**PROBLEM REQUIREMENTS**
Lines with "title" in them are to be located in the listing below and copied.

**INFORMATION SHOWN**
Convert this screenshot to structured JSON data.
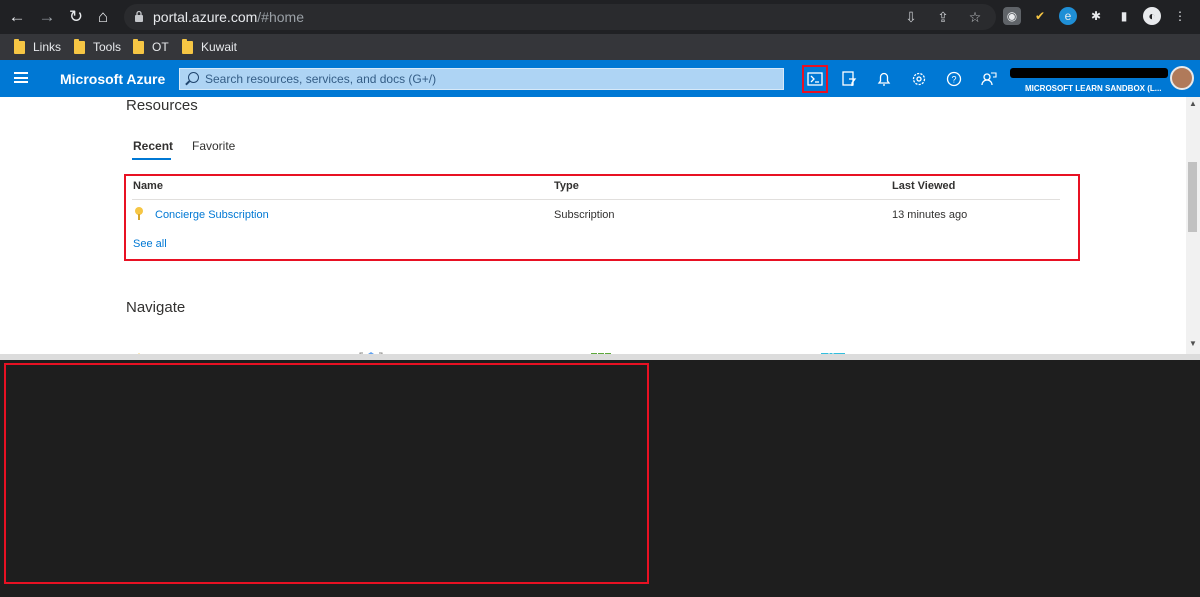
{
  "browser": {
    "url_host": "portal.azure.com",
    "url_path": "/#home",
    "bookmarks": [
      "Links",
      "Tools",
      "OT",
      "Kuwait"
    ]
  },
  "azure": {
    "brand": "Microsoft Azure",
    "search_placeholder": "Search resources, services, and docs (G+/)",
    "tenant_label": "MICROSOFT LEARN SANDBOX (L...",
    "header_icons": [
      "cloud-shell-icon",
      "directory-filter-icon",
      "notifications-icon",
      "settings-icon",
      "help-icon",
      "feedback-icon"
    ]
  },
  "resources": {
    "title": "Resources",
    "tabs": [
      "Recent",
      "Favorite"
    ],
    "active_tab": "Recent",
    "columns": [
      "Name",
      "Type",
      "Last Viewed"
    ],
    "rows": [
      {
        "name": "Concierge Subscription",
        "type": "Subscription",
        "last_viewed": "13 minutes ago"
      }
    ],
    "see_all": "See all"
  },
  "navigate": {
    "title": "Navigate"
  },
  "colors": {
    "azure_blue": "#0078d4",
    "highlight_red": "#e81123",
    "browser_dark": "#202124",
    "shell_bg": "#1e1e1e"
  }
}
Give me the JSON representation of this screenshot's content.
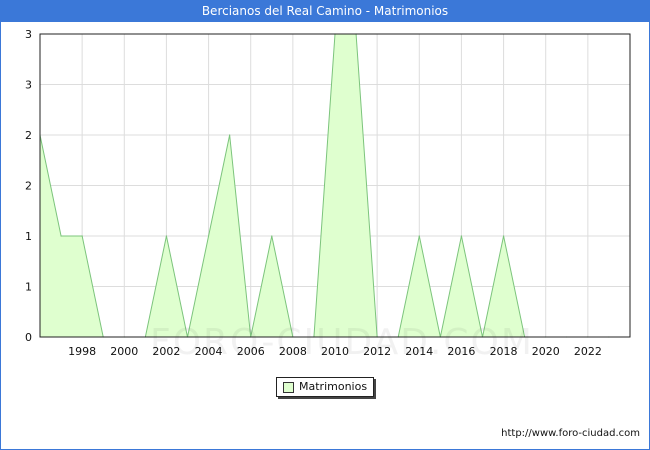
{
  "title": "Bercianos del Real Camino - Matrimonios",
  "legend_label": "Matrimonios",
  "footer": "http://www.foro-ciudad.com",
  "watermark": "FORO-CIUDAD.COM",
  "colors": {
    "fill": "#dfffcf",
    "line": "#7cc47c",
    "header": "#3b78d8"
  },
  "chart_data": {
    "type": "area",
    "series": [
      {
        "name": "Matrimonios",
        "x": [
          1996,
          1997,
          1998,
          1999,
          2000,
          2001,
          2002,
          2003,
          2004,
          2005,
          2006,
          2007,
          2008,
          2009,
          2010,
          2011,
          2012,
          2013,
          2014,
          2015,
          2016,
          2017,
          2018,
          2019,
          2020,
          2021,
          2022,
          2023
        ],
        "values": [
          2,
          1,
          1,
          0,
          0,
          0,
          1,
          0,
          1,
          2,
          0,
          1,
          0,
          0,
          3,
          3,
          0,
          0,
          1,
          0,
          1,
          0,
          1,
          0,
          0,
          0,
          0,
          0
        ]
      }
    ],
    "xlim": [
      1996,
      2024
    ],
    "ylim": [
      0,
      3
    ],
    "x_ticks": [
      "1998",
      "2000",
      "2002",
      "2004",
      "2006",
      "2008",
      "2010",
      "2012",
      "2014",
      "2016",
      "2018",
      "2020",
      "2022"
    ],
    "y_ticks": [
      "0",
      "1",
      "1",
      "2",
      "2",
      "3",
      "3"
    ],
    "grid": true,
    "legend_position": "bottom-center"
  }
}
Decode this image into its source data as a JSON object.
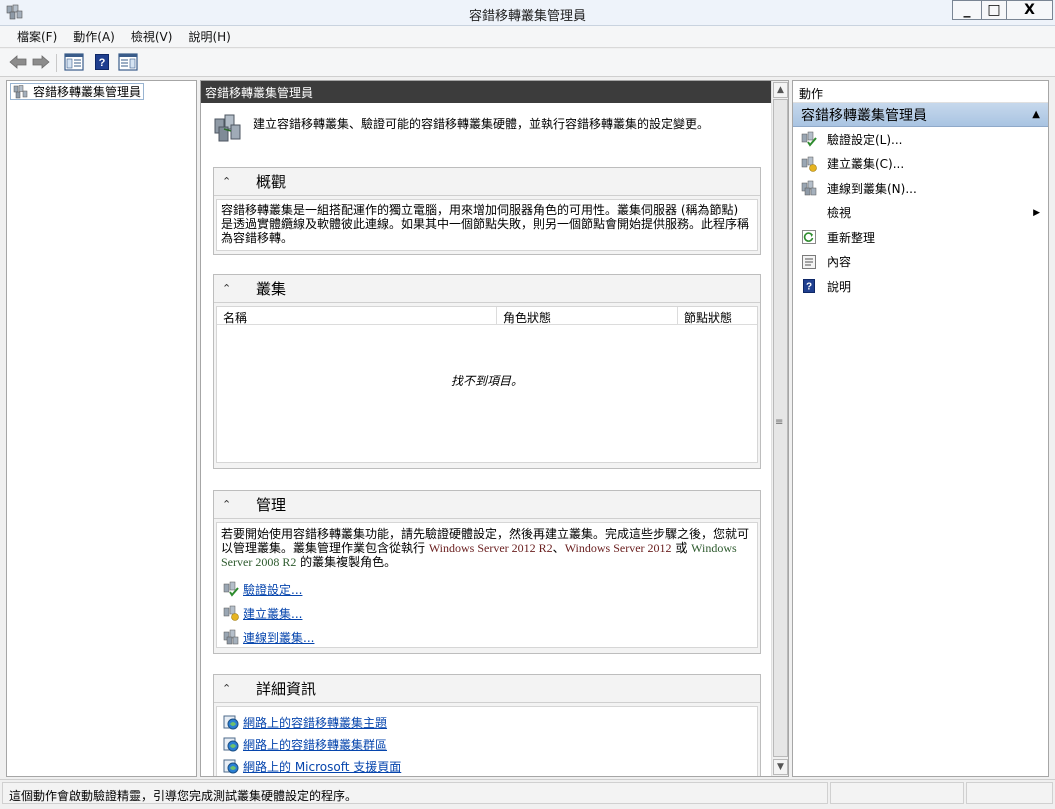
{
  "window": {
    "title": "容錯移轉叢集管理員",
    "minimize": "_",
    "maximize": "□",
    "close": "X"
  },
  "menu": [
    "檔案(F)",
    "動作(A)",
    "檢視(V)",
    "說明(H)"
  ],
  "toolbar": {
    "back_icon": "back-arrow-icon",
    "forward_icon": "forward-arrow-icon",
    "help_glyph": "?"
  },
  "tree": {
    "root_label": "容錯移轉叢集管理員"
  },
  "center": {
    "header": "容錯移轉叢集管理員",
    "intro": "建立容錯移轉叢集、驗證可能的容錯移轉叢集硬體，並執行容錯移轉叢集的設定變更。",
    "overview": {
      "title": "概觀",
      "text": "容錯移轉叢集是一組搭配運作的獨立電腦，用來增加伺服器角色的可用性。叢集伺服器 (稱為節點) 是透過實體纜線及軟體彼此連線。如果其中一個節點失敗，則另一個節點會開始提供服務。此程序稱為容錯移轉。"
    },
    "clusters": {
      "title": "叢集",
      "columns": [
        "名稱",
        "角色狀態",
        "節點狀態"
      ],
      "empty": "找不到項目。"
    },
    "manage": {
      "title": "管理",
      "text_a": "若要開始使用容錯移轉叢集功能，請先驗證硬體設定，然後再建立叢集。完成這些步驟之後，您就可以管理叢集。叢集管理作業包含從執行 ",
      "text_ws1": "Windows Server 2012 R2",
      "text_sep1": "、",
      "text_ws2": "Windows Server 2012",
      "text_sep2": " 或 ",
      "text_ws3": "Windows Server 2008 R2",
      "text_b": " 的叢集複製角色。",
      "links": [
        "驗證設定...",
        "建立叢集...",
        "連線到叢集..."
      ]
    },
    "details": {
      "title": "詳細資訊",
      "links": [
        "網路上的容錯移轉叢集主題",
        "網路上的容錯移轉叢集群區",
        "網路上的 Microsoft 支援頁面"
      ]
    }
  },
  "actions": {
    "header": "動作",
    "group": "容錯移轉叢集管理員",
    "items": [
      "驗證設定(L)...",
      "建立叢集(C)...",
      "連線到叢集(N)...",
      "檢視",
      "重新整理",
      "內容",
      "說明"
    ]
  },
  "status": {
    "text": "這個動作會啟動驗證精靈，引導您完成測試叢集硬體設定的程序。"
  },
  "colors": {
    "header_bg": "#3c3c3c",
    "action_group_bg": "#b3cbe6",
    "link": "#0645ad"
  }
}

**COMPLETED EXERCISE**
    "title": "Resources",
    "title": "Navigate"
  "title": "Bercianos del Real Camino - Matrimonios",
    "title": "容錯移轉叢集管理員",
      "title": "概觀",
      "title": "叢集",
      "title": "管理",
      "title": "詳細資訊",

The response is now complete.